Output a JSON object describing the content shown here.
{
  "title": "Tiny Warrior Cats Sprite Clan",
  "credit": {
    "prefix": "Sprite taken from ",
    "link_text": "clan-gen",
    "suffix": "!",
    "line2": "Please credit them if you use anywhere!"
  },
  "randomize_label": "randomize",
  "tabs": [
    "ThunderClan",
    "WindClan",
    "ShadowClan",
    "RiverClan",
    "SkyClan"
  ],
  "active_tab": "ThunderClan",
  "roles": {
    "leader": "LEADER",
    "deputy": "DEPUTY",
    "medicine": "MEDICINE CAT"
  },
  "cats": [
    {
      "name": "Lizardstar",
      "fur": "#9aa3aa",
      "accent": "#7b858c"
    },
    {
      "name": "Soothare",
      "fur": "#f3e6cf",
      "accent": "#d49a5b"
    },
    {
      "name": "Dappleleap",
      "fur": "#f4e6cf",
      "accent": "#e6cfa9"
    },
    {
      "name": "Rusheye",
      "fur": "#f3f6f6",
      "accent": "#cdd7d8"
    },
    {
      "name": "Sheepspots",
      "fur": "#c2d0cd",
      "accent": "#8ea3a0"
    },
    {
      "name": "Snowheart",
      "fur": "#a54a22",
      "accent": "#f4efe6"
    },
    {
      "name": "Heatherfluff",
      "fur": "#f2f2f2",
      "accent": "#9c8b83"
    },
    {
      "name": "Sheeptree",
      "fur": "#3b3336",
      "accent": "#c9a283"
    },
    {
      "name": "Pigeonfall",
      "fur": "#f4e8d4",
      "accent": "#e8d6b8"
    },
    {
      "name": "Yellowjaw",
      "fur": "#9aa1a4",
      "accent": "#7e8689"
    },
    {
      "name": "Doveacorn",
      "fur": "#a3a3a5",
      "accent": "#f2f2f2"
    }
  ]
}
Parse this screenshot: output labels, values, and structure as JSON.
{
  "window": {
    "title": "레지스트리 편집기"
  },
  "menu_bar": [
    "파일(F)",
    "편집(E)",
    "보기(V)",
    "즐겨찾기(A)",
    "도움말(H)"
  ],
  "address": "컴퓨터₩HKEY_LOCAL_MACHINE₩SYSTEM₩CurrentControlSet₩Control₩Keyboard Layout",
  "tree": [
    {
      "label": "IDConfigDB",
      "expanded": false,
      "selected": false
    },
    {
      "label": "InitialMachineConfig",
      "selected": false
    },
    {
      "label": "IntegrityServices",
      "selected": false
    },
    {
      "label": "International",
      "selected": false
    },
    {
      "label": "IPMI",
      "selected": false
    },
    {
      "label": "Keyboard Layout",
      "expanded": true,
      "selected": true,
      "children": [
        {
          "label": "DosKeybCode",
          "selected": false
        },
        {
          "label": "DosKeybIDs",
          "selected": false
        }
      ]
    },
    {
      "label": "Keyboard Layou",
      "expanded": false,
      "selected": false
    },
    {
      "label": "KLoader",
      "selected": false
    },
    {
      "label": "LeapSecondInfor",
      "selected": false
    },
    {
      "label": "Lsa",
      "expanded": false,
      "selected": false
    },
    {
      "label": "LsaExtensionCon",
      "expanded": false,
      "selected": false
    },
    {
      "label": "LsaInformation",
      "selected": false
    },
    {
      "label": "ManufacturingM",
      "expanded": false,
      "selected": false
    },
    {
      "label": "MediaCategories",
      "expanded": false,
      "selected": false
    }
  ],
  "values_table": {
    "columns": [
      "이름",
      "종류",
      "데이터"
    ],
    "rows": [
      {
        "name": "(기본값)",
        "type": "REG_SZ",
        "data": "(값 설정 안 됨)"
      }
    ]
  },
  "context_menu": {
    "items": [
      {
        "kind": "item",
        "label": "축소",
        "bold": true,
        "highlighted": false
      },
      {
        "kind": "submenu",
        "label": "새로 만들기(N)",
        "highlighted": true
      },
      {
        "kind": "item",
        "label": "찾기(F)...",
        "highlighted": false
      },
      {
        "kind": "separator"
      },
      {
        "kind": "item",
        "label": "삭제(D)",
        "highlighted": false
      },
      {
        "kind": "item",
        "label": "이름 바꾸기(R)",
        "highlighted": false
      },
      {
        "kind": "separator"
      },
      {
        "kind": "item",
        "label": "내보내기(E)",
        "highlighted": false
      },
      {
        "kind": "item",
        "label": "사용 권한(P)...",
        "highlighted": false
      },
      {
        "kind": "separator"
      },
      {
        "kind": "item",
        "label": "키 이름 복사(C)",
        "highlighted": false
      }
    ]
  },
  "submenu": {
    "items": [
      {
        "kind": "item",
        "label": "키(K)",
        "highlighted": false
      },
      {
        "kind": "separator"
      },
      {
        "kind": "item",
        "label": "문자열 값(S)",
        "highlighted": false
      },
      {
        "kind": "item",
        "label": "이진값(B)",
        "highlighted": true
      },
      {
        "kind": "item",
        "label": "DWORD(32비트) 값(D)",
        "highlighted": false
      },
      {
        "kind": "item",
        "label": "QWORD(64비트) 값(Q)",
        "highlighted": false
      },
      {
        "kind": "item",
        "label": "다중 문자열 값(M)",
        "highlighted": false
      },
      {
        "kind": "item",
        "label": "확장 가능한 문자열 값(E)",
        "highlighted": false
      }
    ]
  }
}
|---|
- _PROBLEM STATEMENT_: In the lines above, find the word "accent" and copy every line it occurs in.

- _YOUR SOLUTION_:
      "accent": "#7b858c"
      "accent": "#d49a5b"
      "accent": "#e6cfa9"
      "accent": "#cdd7d8"
      "accent": "#8ea3a0"
      "accent": "#f4efe6"
      "accent": "#9c8b83"
      "accent": "#c9a283"
      "accent": "#e8d6b8"
      "accent": "#7e8689"
      "accent": "#f2f2f2"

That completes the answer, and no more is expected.